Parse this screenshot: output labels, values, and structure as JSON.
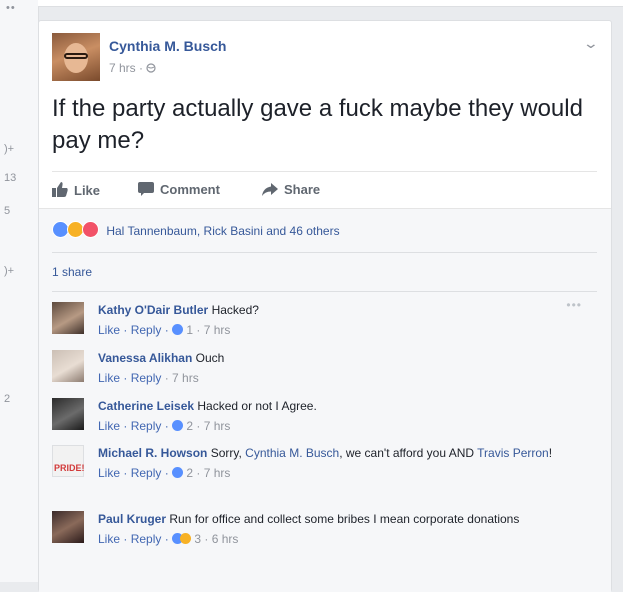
{
  "left_strip": {
    "dots": "••",
    "numbers": [
      ")+",
      "13",
      "5",
      ")+",
      "2"
    ]
  },
  "post": {
    "author": "Cynthia M. Busch",
    "time": "7 hrs",
    "dot": "·",
    "text": "If the party actually gave a fuck maybe they would pay me?",
    "actions": {
      "like": "Like",
      "comment": "Comment",
      "share": "Share"
    },
    "reactions_text": "Hal Tannenbaum, Rick Basini and 46 others",
    "shares_text": "1 share",
    "colors": {
      "link": "#365899",
      "like_blue": "#5890ff",
      "wow": "#f7b125",
      "love": "#f25268"
    }
  },
  "comments": [
    {
      "name": "Kathy O'Dair Butler",
      "text": "Hacked?",
      "like": "Like",
      "reply": "Reply",
      "reactions": "1",
      "time": "7 hrs"
    },
    {
      "name": "Vanessa Alikhan",
      "text": "Ouch",
      "like": "Like",
      "reply": "Reply",
      "time": "7 hrs"
    },
    {
      "name": "Catherine Leisek",
      "text": "Hacked or not I Agree.",
      "like": "Like",
      "reply": "Reply",
      "reactions": "2",
      "time": "7 hrs"
    },
    {
      "name": "Michael R. Howson",
      "text_pre": "Sorry,",
      "mention1": "Cynthia M. Busch",
      "text_mid": ", we can't afford you AND",
      "mention2": "Travis Perron",
      "text_post": "!",
      "like": "Like",
      "reply": "Reply",
      "reactions": "2",
      "time": "7 hrs",
      "avatar_text": "PRIDE!"
    },
    {
      "name": "Paul Kruger",
      "text": "Run for office and collect some bribes I mean corporate donations",
      "like": "Like",
      "reply": "Reply",
      "reactions": "3",
      "time": "6 hrs"
    }
  ]
}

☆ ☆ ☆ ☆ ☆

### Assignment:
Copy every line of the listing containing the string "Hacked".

### Output below:
      "text": "Hacked?",
      "text": "Hacked or not I Agree.",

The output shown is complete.